_EXCERPTED RECORDS_.

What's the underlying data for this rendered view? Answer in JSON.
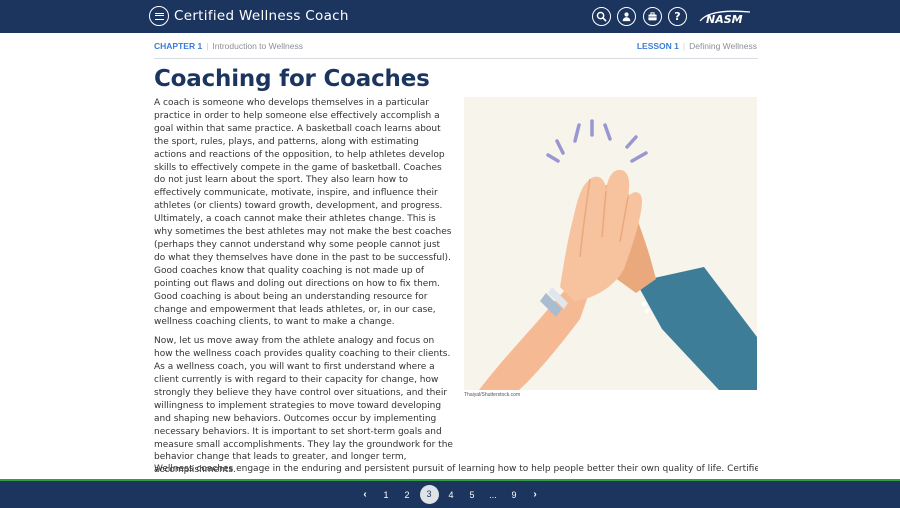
{
  "app": {
    "title": "Certified Wellness Coach",
    "logo_text": "NASM"
  },
  "breadcrumb": {
    "chapter_label": "CHAPTER 1",
    "chapter_name": "Introduction to Wellness",
    "lesson_label": "LESSON 1",
    "lesson_name": "Defining Wellness"
  },
  "page": {
    "title": "Coaching for Coaches",
    "paragraph1": "A coach is someone who develops themselves in a particular practice in order to help someone else effectively accomplish a goal within that same practice. A basketball coach learns about the sport, rules, plays, and patterns, along with estimating actions and reactions of the opposition, to help athletes develop skills to effectively compete in the game of basketball. Coaches do not just learn about the sport. They also learn how to effectively communicate, motivate, inspire, and influence their athletes (or clients) toward growth, development, and progress. Ultimately, a coach cannot make their athletes change. This is why sometimes the best athletes may not make the best coaches (perhaps they cannot understand why some people cannot just do what they themselves have done in the past to be successful). Good coaches know that quality coaching is not made up of pointing out flaws and doling out directions on how to fix them. Good coaching is about being an understanding resource for change and empowerment that leads athletes, or, in our case, wellness coaching clients, to want to make a change.",
    "paragraph2": "Now, let us move away from the athlete analogy and focus on how the wellness coach provides quality coaching to their clients. As a wellness coach, you will want to first understand where a client currently is with regard to their capacity for change, how strongly they believe they have control over situations, and their willingness to implement strategies to move toward developing and shaping new behaviors. Outcomes occur by implementing necessary behaviors. It is important to set short-term goals and measure small accomplishments. They lay the groundwork for the behavior change that leads to greater, and longer term, accomplishments.",
    "paragraph3": "Wellness coaches engage in the enduring and persistent pursuit of learning how to help people better their own quality of life. Certified Wellness",
    "image_credit": "Thaiyal/Shutterstock.com"
  },
  "pagination": {
    "prev_label": "‹",
    "next_label": "›",
    "pages": [
      "1",
      "2",
      "3",
      "4",
      "5",
      "...",
      "9"
    ],
    "current": "3"
  },
  "icons": [
    "menu-icon",
    "search-icon",
    "user-icon",
    "briefcase-icon",
    "help-icon"
  ],
  "colors": {
    "header_bg": "#1c355e",
    "accent_blue": "#3b7dd8",
    "green_line": "#2f9e44"
  }
}
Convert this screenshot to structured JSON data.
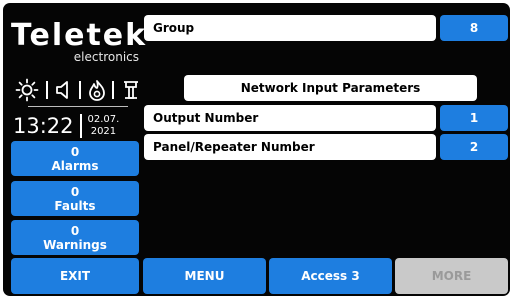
{
  "logo": {
    "brand": "Teletek",
    "subtitle": "electronics"
  },
  "status_bar": {
    "icons": [
      "sun-icon",
      "speaker-icon",
      "flame-icon",
      "fire-detector-icon"
    ]
  },
  "clock": {
    "time": "13:22",
    "date_line1": "02.07.",
    "date_line2": "2021"
  },
  "side_counters": [
    {
      "count": "0",
      "label": "Alarms"
    },
    {
      "count": "0",
      "label": "Faults"
    },
    {
      "count": "0",
      "label": "Warnings"
    }
  ],
  "parameters": {
    "group_label": "Group",
    "group_value": "8",
    "section_title": "Network Input Parameters",
    "output_number_label": "Output Number",
    "output_number_value": "1",
    "panel_repeater_label": "Panel/Repeater Number",
    "panel_repeater_value": "2"
  },
  "bottom_bar": {
    "exit": "EXIT",
    "menu": "MENU",
    "access": "Access 3",
    "more": "MORE"
  },
  "colors": {
    "accent": "#1e7ee0",
    "background": "#050505",
    "disabled": "#c9c9c9"
  }
}
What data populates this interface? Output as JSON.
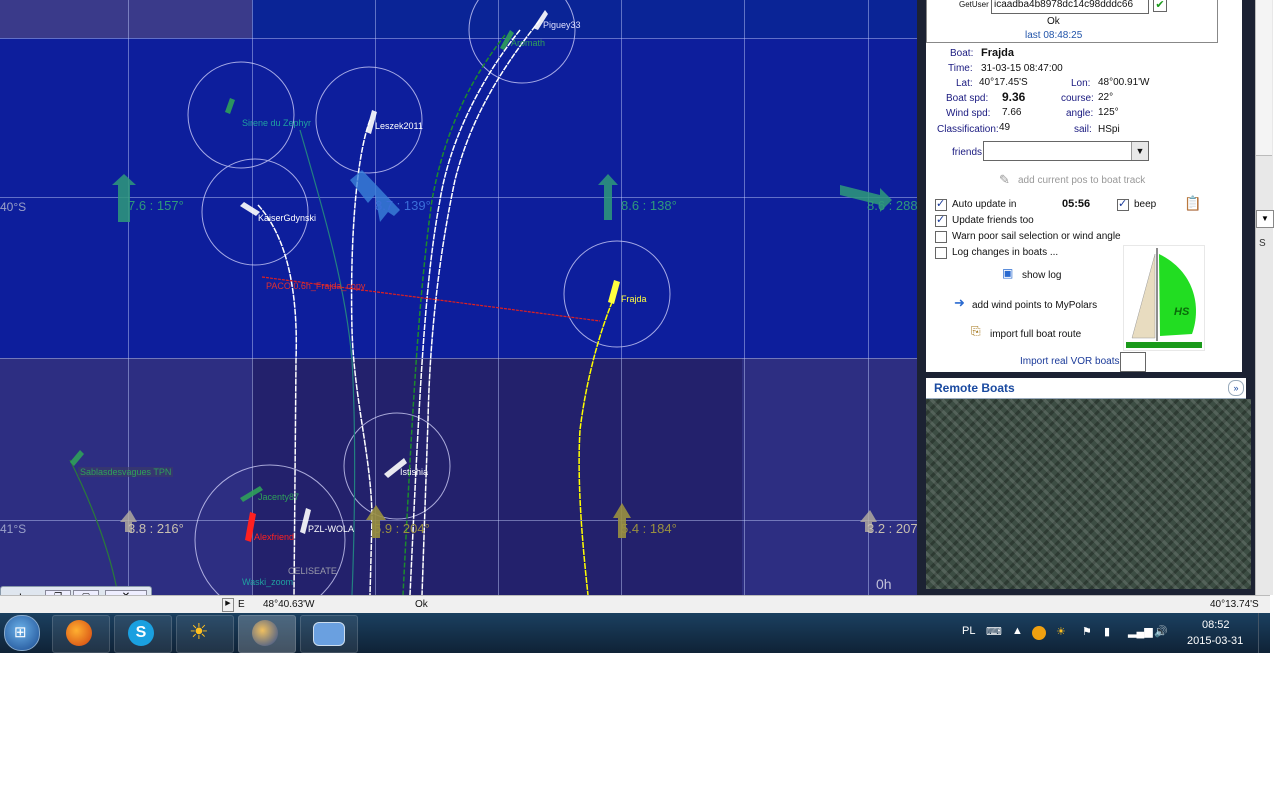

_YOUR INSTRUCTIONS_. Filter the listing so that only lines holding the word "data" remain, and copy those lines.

_YOUR RESPONSE_.
What's the underlying data for this rendered view? Answer in JSON.
Convert this screenshot to structured JSON data.
What data populates this interface? Output as JSON.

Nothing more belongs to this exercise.